- This topic has 72 replies, 1 voice, and was last updated 5 years ago by Ayat.
9th January 2006 at 09:16 #43737AbdelGuest
How can I calculate the average traffic per subscriber of our GSM network if I have:
2. MHT11th January 2006 at 23:06 #43738MihaiZGuest
1)What is “BHCA”? is this the Busy Hour Call volume? If YES, is this for the whole network?
2)Is the MHT calculated at the network level?12th January 2006 at 07:48 #43739AbdelGuest
thanks for your reply. BHCA is Busy Hour Call Attempt, it is the call attempts made in the busiest hour in your network daily,Yes MHT is calculated at network level.
Regards,12th January 2006 at 14:48 #43740CerebrumGuest
If you multiply BHCA x MHT = Traffic Volume (TV) in BH. And If you devide TV/Subs= Average Traffic Volume per One subscriber.
In Erlangs this is: TV/((Subs)*X)
X=60 – MHT in [min]
X=3600 – MHT in [sec]
This is in case you are looking for the average traffic per user in BH. For traffic calculations this value is needed. But if you need the average traffic per day, you must multiply TV in BH with a concentration factor. In the books the concentration of traffic in BH is about 15-20%. But in our network the concentration is less than 12%.
If you have more questions I’ll be glad to help you.
Buy14th January 2006 at 07:30 #43741AbdelGuest
Thanks Cerebrum, for your quick response,
I calculated and I have different values for everyday and every month therefore should I use the highest value for a month record or several month or the average of the recorded values.
Also the number of subscribers, are the the powered on subscribers or all my registered subscribers?
Regards15th January 2006 at 07:55 #43742PravGuest
abdel u have to take powered on subscribers only ( MAX VLR COUNT)15th January 2006 at 13:58 #43743coleinGuest
MHT in network level must be multiplied by 2, to account erlang in source & destination.15th January 2006 at 14:33 #43744AbdelGuest
I got more than 190 mili erlang for the average traffic per subscriber? is this possible since I was expecting about 25 -50 milierlang16th January 2006 at 07:15 #43745CerebrumGuest
190 mErlangs traffic is possible per subscriber if you consider bothway traffic – originated and incoming for a subscriber.
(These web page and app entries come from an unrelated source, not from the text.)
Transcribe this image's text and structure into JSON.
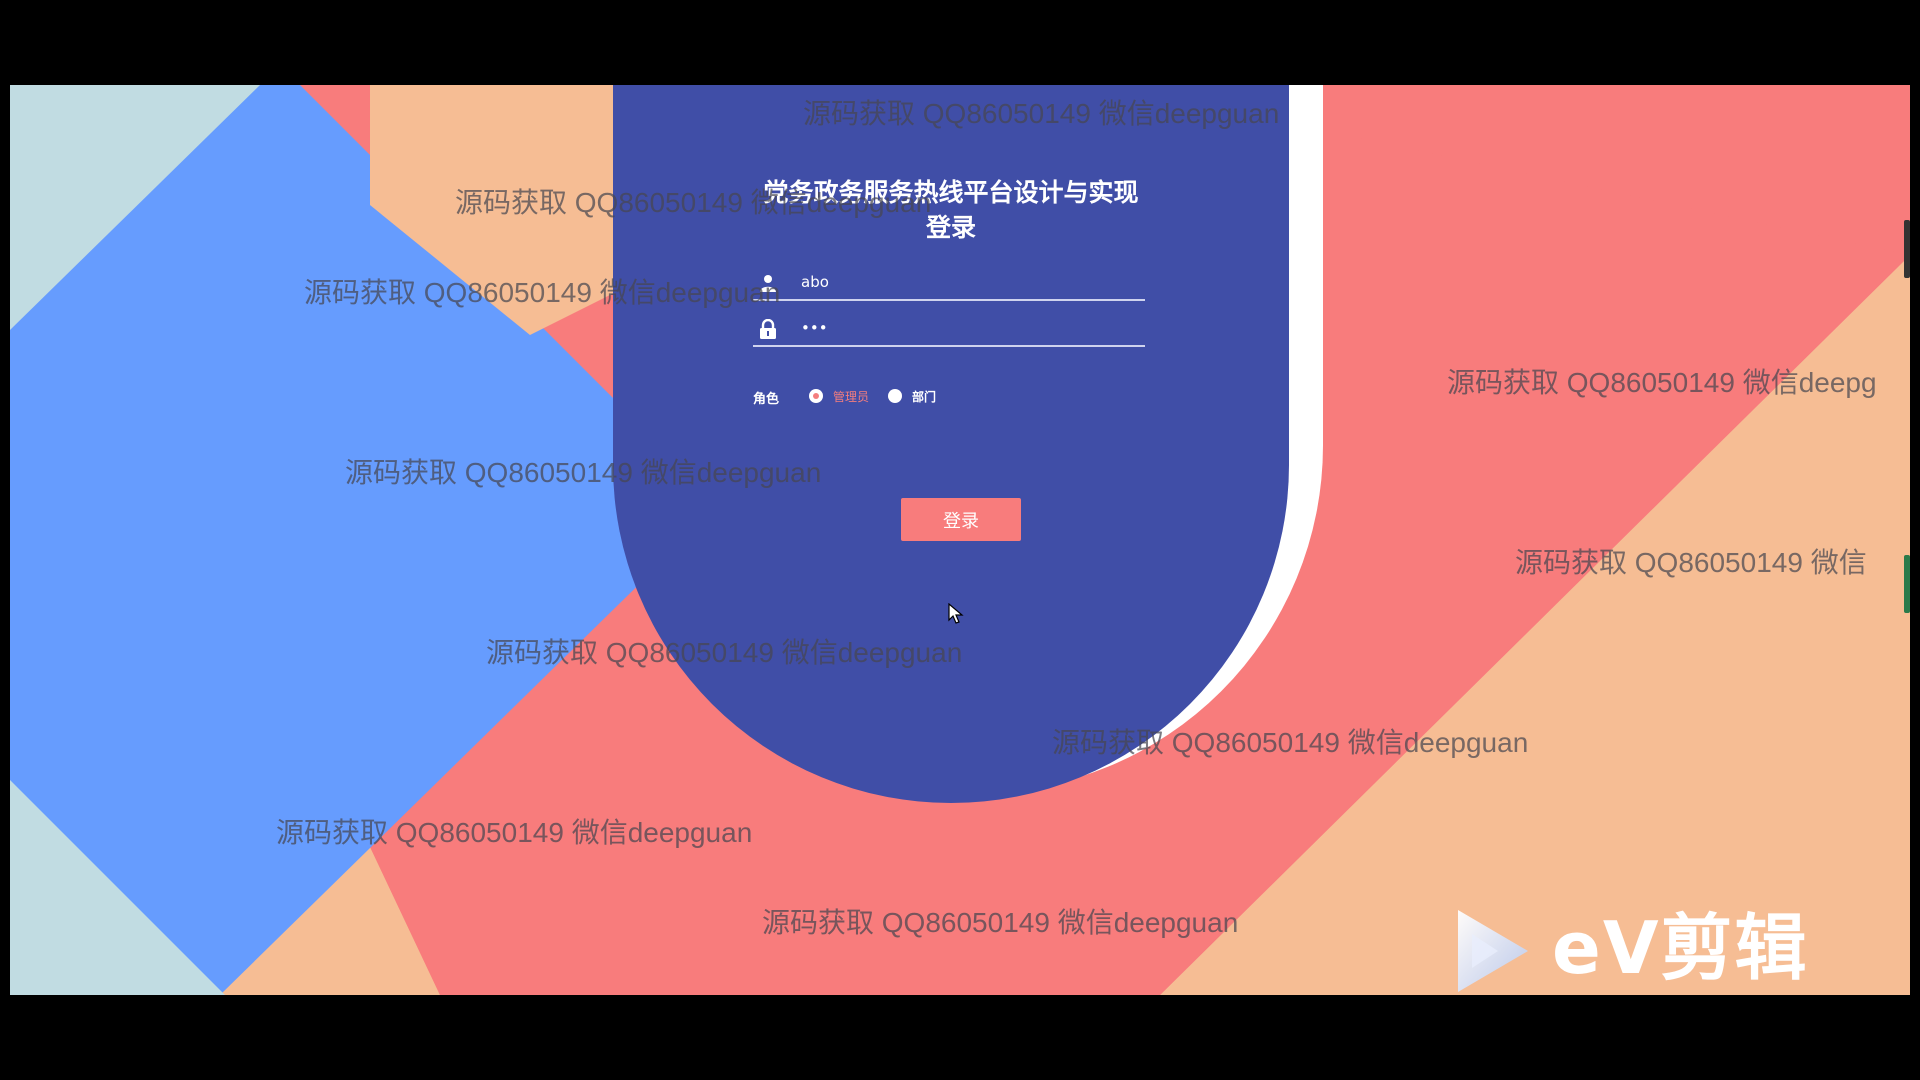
{
  "app": {
    "title": "党务政务服务热线平台设计与实现",
    "subtitle": "登录"
  },
  "form": {
    "username_value": "abo",
    "password_value": "•••",
    "role_label": "角色",
    "role_options": [
      "管理员",
      "部门"
    ],
    "role_selected": "管理员",
    "login_label": "登录"
  },
  "watermarks": {
    "text": "源码获取 QQ86050149 微信deepguan",
    "text_cut_1": "源码获取 QQ86050149 微信deepg",
    "text_cut_2": "源码获取 QQ86050149 微信"
  },
  "overlay": {
    "brand_text": "eV剪辑"
  },
  "colors": {
    "panel": "#404ea7",
    "accent_red": "#f87c7c",
    "blue": "#669cfe",
    "peach": "#f6bd94",
    "pale": "#c1dce2"
  },
  "icons": {
    "user_field": "user-icon",
    "password_field": "lock-icon",
    "brand": "play-triangle-icon"
  }
}
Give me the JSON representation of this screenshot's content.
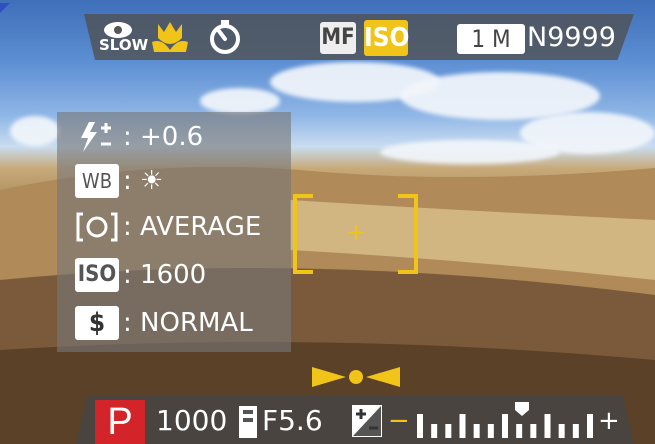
{
  "top_bar": {
    "slow_icon_text": "SLOW",
    "macro_icon": "tulip-macro-icon",
    "self_timer_icon": "self-timer-icon",
    "mf_label": "MF",
    "iso_label": "ISO",
    "size_label": "1 M",
    "frames_remaining": "N9999"
  },
  "panel": {
    "exposure_comp": {
      "icon": "flash-exposure-icon",
      "value": ": +0.6"
    },
    "white_balance": {
      "icon_text": "WB",
      "value": ": ☀"
    },
    "metering": {
      "icon_text": "[O]",
      "value": ": AVERAGE"
    },
    "iso": {
      "icon_text": "ISO",
      "value": ": 1600"
    },
    "quality": {
      "icon_text": "$",
      "value": ": NORMAL"
    }
  },
  "focus": {
    "center_mark": "+"
  },
  "bottom_bar": {
    "mode": "P",
    "shutter": "1000",
    "aperture": "F5.6",
    "ev_minus": "−",
    "ev_plus": "+",
    "ev_level": 0.2
  },
  "colors": {
    "accent_yellow": "#f0c419",
    "mode_red": "#d3242a"
  }
}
But if this is only the originated traffic it is a quite big value, but of course possible, if your subscribers are very active.16th January 2006 at 07:34 #43746CerebrumGuest
For the previous question – What value you must use?
In the ITU-T recommenadations E.xxx is said that you must take into account at least 30 records for the BH (these records must be only in one category – working days, weekends, yearly esceptional days /Christmas, Easter and so on./) The second highest value is the high load traffic, the fourth is the normal load traffic. The network must be estimated for the normal load, but must fullfil other requirements. For PSTN networks these GoS values are – 1% and 7%. Usually the second demand is harder for carrying out.
Best regards.16th January 2006 at 14:12 #43747YayraGuest
I have been trying to follow your interesting discussions. I just don’t get one of the acronyms you are using; MHT. What does it stand for? Thank you16th January 2006 at 15:54 #43748AbdelGuest
MHT means Mean Holding Time the time between the seizure of the circuit to the release of the call.
Regards16th January 2006 at 16:14 #43749AbdelGuest
How can I know whether it is both way or one way (orinating), i queried my daily report and I found out MHT and BHCA with an interval of 60min, i used your formula and I got various high and low result from 0.1-800mili-erlang. I think there is something wrong with my calculation! Can you please help me Cerebrum. Let me give you an example of the busiest hour values:
Can this result be possible?!
Regards16th January 2006 at 19:44 #43750CerebrumGuest
This is quite interesting data. With these values I conclude that this is bothway traffic. But these values are still very high for mobile subscribers. I think that there is somthing wrong too. If you estimate how many calls make/receive each subscriber – the value is 27.1 calls/sub for an hour. In real situations this cannot be true only at very special events like earthquakes, tsunami, etc.
I recommend you to check all your queries and methods for gathering data.
I have doubts of the number of subscribers you consider. Their number doesn’t correspond to the number of BHCA.
Best regards.17th January 2006 at 06:41 #43751areebaGuest
Your BHCA is toooooo high regarding the number of subscriber ==> estimated attempt per subscriber= 390/14= 28 attempts???? It is too high & too seldom occurred (may be in huge event or disaster)